and smashes in his hat.)Scene 4. Enter Original Coram. "I am WALTER COHAM; but Ican't prove it—I forget precisely why. What is this in my coffee?Opium!It is, by SIVA, VISHNU, and others! They would fain drug mydrink. Ha! Ha!I have drank, eaten, smoked, chewed, and snuffed opium forninety years. Ilike it. So did my parents. I am, so to speak, the child of poppy.Ha! Whatdo I see? Flames twenty feet high all around me! Can this befire? Thewretches mean to burn me alive! (Aside—And they'll do it too,emosnight, if Moss don't keep a sharp look-out after those lazycarpenters.)"Enter Miss Effie German. (Aside.) "I must get on the roof anddrag CORAM out. I hate to do it; for I shall have to show myankles inthese horrid trowsers.
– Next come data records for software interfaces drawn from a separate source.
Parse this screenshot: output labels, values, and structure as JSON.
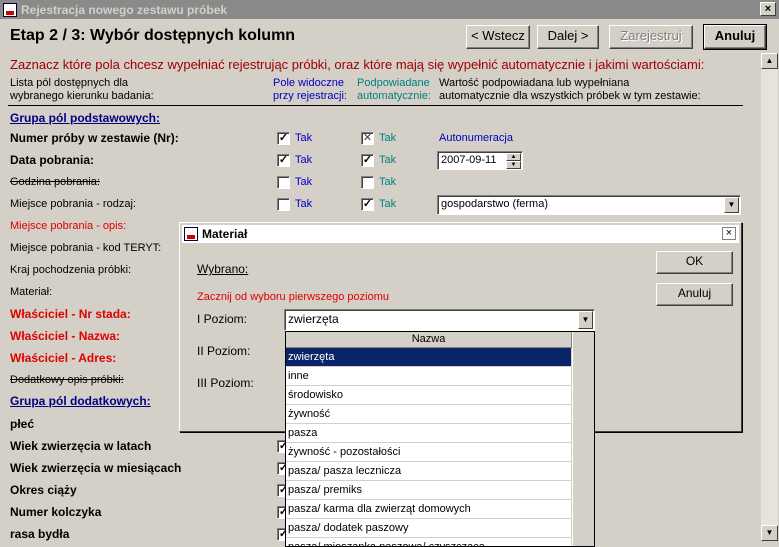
{
  "window": {
    "title": "Rejestracja nowego zestawu próbek",
    "close": "×"
  },
  "page_title": "Etap 2 / 3: Wybór dostępnych kolumn",
  "buttons": {
    "back": "< Wstecz",
    "next": "Dalej >",
    "register": "Zarejestruj",
    "cancel": "Anuluj"
  },
  "instruction": "Zaznacz które pola chcesz wypełniać rejestrując próbki, oraz które mają się wypełnić automatycznie i jakimi wartościami:",
  "columns": {
    "fields": [
      "Lista pól dostępnych dla",
      "wybranego kierunku badania:"
    ],
    "visible": [
      "Pole widoczne",
      "przy rejestracji:"
    ],
    "auto": [
      "Podpowiadane",
      "automatycznie:"
    ],
    "value": [
      "Wartość podpowiadana lub wypełniana",
      "automatycznie dla wszystkich próbek w tym zestawie:"
    ]
  },
  "tak": "Tak",
  "rows": {
    "group_basic": "Grupa pól podstawowych:",
    "nr": "Numer próby w zestawie (Nr):",
    "nr_value": "Autonumeracja",
    "date": "Data pobrania:",
    "date_value": "2007-09-11",
    "time": "Godzina pobrania:",
    "place_type": "Miejsce pobrania - rodzaj:",
    "place_type_value": "gospodarstwo (ferma)",
    "place_desc": "Miejsce pobrania - opis:",
    "teryt": "Miejsce pobrania - kod TERYT:",
    "country": "Kraj pochodzenia próbki:",
    "material": "Materiał:",
    "owner_nr": "Właściciel -  Nr stada:",
    "owner_name": "Właściciel - Nazwa:",
    "owner_addr": "Właściciel - Adres:",
    "extra_desc": "Dodatkowy opis próbki:",
    "group_extra": "Grupa pól dodatkowych:",
    "sex": "płeć",
    "age_years": "Wiek zwierzęcia w latach",
    "age_months": "Wiek zwierzęcia w miesiącach",
    "pregnancy": "Okres ciąży",
    "earring": "Numer kolczyka",
    "breed": "rasa bydła"
  },
  "dialog": {
    "title": "Materiał",
    "close": "×",
    "selected_label": "Wybrano:",
    "hint": "Zacznij od wyboru pierwszego poziomu",
    "level1": "I Poziom:",
    "level2": "II Poziom:",
    "level3": "III Poziom:",
    "level1_value": "zwierzęta",
    "ok": "OK",
    "cancel": "Anuluj"
  },
  "dropdown": {
    "header": "Nazwa",
    "items": [
      "zwierzęta",
      "inne",
      "środowisko",
      "żywność",
      "pasza",
      "żywność - pozostałości",
      "pasza/ pasza lecznicza",
      "pasza/ premiks",
      "pasza/ karma dla zwierząt domowych",
      "pasza/ dodatek paszowy",
      "pasza/ mieszanka paszowa/ czyszczaca"
    ],
    "selected_index": 0
  },
  "colors": {
    "instruction": "#a00000",
    "teal": "#008080",
    "required": "#e00000",
    "group": "#000080",
    "selection": "#0a246a"
  },
  "icons": {
    "check": "✓",
    "cross": "✕",
    "down": "▼",
    "up": "▲"
  }
}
But I suppose I must." (Gets on the roofhtiwComic Villain's Daughter, shows ankles, lifts up roof and savesCoram, amidwhirlwinds of applause and smoke.—Curtain)Young Lady before-named. "Isn't EFFIE GERMON too lovely?"Bostonian Youth. "Yes. RISTORI is, however ——-"Heavy old Party. "This fire business is dangerous, sir. Never sawtidone at the old Park. EDMUND KEAN would ——-"ACT V. Enter Original Coram. "I am WALTER CORAM. I cannow prove itby simply mentioning the fact. I love the daughter of the ComicVillain,and will marry her."Unprincipled Clerk. "All is lost except WALTER CORAM, whoought tobe. I will go to Australia, at once." (He goes.)Comic Villain, (smashes his hat over his eyes and swears).Virtuous Banker. "Bless you, my children. I forgive you all theinjuries I have done you." (Curtain.)Every body in the audience. "How do you like—Real fire;STODDAHT'Sfaces are—Real fire; EFFIE GERMON is—Real fire; Come andtake—Real fire;JIM WALLACK is always at home in—Real fire; There is nothingin the playbut—Real fire."Misanthropic Critic, to gentlemanly Treasurer. "Can I have twostaesfor to-morrow night?"Treasurer. "All sold, sir. Play draws better than Ours!"